◆ What you should do
Which lines of the data contain the string "nhiều"? Show each of them.

• • • • • • •

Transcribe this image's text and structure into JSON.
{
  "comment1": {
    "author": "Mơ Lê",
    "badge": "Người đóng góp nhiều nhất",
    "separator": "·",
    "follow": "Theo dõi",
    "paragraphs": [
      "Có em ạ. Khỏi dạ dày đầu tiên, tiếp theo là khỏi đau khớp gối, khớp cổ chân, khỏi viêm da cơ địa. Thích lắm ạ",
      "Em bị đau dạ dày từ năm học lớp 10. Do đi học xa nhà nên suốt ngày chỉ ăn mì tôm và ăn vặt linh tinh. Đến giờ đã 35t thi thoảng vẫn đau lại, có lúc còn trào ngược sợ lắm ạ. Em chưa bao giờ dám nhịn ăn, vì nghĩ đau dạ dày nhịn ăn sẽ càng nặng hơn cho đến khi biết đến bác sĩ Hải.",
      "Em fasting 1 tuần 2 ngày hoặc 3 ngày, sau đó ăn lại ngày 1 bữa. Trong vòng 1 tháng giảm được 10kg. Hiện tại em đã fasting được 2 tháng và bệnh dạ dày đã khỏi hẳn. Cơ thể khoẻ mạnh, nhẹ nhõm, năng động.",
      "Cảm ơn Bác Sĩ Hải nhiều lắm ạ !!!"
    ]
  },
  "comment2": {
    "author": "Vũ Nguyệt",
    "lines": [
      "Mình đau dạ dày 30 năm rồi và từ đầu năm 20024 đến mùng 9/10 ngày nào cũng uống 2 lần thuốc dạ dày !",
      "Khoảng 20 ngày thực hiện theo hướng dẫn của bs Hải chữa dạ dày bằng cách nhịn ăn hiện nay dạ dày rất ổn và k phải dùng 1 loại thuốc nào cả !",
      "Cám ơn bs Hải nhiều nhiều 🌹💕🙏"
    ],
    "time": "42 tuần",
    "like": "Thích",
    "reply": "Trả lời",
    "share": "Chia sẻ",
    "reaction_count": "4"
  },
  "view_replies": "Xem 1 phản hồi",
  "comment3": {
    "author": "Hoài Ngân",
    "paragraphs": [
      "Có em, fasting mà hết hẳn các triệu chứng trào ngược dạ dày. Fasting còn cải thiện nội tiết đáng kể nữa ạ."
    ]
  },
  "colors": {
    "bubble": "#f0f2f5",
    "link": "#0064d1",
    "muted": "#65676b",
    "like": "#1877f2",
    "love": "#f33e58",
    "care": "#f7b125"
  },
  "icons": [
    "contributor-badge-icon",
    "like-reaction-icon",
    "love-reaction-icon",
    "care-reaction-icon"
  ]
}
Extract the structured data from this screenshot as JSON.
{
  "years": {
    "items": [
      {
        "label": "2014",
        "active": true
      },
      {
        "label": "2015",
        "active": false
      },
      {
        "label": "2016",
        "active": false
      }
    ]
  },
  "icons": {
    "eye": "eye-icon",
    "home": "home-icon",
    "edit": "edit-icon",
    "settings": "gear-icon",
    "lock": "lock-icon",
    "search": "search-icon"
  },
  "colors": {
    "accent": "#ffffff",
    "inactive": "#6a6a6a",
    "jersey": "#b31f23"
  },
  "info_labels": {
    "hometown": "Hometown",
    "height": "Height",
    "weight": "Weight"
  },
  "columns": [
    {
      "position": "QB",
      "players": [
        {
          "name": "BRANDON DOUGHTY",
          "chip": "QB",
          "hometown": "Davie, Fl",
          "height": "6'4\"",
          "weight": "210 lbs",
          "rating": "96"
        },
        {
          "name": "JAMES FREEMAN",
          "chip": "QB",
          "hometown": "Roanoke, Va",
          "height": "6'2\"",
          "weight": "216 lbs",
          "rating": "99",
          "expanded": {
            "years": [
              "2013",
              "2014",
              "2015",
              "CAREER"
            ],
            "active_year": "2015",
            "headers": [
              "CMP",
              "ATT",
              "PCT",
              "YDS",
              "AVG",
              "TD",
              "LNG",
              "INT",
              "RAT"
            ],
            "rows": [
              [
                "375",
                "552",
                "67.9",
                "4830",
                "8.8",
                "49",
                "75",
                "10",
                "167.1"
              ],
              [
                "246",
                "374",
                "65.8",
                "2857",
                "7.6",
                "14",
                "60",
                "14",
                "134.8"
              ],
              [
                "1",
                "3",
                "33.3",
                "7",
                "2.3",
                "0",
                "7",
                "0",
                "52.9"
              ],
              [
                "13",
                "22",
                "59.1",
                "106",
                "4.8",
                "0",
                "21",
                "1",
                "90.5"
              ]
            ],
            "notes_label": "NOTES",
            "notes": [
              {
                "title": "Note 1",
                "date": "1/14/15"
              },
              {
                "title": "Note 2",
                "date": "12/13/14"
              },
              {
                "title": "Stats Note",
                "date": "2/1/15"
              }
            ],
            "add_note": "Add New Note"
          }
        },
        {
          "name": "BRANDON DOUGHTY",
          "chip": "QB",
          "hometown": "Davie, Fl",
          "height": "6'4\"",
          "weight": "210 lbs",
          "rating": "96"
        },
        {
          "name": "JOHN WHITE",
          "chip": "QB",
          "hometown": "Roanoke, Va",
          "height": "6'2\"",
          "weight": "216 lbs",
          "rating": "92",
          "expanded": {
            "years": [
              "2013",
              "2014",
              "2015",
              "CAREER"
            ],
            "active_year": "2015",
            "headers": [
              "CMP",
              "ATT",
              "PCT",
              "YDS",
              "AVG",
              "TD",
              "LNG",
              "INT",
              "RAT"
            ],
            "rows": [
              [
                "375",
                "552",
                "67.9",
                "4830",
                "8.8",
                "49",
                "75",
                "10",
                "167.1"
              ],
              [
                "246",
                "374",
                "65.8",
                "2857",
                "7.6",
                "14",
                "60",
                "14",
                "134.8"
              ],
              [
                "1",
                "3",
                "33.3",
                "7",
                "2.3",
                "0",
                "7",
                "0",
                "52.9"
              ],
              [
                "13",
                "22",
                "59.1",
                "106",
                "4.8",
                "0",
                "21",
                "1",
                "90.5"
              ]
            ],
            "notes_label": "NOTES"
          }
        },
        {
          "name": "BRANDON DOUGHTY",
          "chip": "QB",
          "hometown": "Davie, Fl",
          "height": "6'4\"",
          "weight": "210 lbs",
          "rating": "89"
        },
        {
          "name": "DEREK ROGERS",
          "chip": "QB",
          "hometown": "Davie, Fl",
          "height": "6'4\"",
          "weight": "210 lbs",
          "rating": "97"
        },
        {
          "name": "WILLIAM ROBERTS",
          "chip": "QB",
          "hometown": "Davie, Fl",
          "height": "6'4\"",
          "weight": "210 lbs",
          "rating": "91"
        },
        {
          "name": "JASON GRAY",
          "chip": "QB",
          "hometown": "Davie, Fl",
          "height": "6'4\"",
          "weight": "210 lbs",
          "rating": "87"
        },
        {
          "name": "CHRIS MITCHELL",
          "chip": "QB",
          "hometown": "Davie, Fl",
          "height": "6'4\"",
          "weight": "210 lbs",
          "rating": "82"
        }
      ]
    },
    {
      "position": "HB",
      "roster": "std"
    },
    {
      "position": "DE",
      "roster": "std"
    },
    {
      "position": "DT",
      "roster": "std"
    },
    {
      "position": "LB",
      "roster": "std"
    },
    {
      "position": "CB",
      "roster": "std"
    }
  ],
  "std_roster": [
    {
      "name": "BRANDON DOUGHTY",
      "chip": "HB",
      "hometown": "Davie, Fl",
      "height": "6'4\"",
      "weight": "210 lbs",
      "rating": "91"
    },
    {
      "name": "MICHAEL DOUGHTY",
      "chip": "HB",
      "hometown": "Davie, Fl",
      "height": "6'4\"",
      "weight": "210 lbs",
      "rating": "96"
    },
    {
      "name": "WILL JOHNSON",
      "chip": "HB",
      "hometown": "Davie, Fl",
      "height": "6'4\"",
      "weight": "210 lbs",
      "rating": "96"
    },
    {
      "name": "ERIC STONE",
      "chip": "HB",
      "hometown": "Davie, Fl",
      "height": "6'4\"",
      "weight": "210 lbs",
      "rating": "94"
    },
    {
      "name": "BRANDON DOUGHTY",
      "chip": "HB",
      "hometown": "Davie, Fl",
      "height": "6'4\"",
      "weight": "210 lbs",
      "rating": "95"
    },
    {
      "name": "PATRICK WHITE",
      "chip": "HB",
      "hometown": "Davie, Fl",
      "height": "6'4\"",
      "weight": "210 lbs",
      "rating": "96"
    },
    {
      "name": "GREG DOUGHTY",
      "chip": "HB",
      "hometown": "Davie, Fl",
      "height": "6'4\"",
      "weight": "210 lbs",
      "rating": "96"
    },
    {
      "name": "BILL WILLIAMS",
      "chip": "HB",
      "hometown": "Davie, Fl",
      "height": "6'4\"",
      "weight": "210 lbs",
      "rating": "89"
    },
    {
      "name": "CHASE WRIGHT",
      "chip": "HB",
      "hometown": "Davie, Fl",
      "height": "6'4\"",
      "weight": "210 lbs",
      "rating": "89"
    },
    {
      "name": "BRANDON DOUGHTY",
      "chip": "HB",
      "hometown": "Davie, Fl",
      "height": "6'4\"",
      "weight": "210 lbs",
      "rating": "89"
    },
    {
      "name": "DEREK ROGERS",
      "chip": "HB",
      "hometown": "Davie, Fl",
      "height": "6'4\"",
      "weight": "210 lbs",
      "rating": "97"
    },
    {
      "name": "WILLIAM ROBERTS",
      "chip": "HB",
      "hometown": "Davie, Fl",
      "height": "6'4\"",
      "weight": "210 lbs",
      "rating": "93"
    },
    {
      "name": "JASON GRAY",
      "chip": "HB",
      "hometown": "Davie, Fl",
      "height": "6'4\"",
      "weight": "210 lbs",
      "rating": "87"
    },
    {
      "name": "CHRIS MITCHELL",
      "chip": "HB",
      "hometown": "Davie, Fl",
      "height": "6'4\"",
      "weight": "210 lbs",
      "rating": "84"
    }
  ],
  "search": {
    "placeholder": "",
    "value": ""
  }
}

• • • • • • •

◆ Solution for this exercise
    "badge": "Người đóng góp nhiều nhất",
      "Cảm ơn Bác Sĩ Hải nhiều lắm ạ !!!"
      "Cám ơn bs Hải nhiều nhiều 🌹💕🙏"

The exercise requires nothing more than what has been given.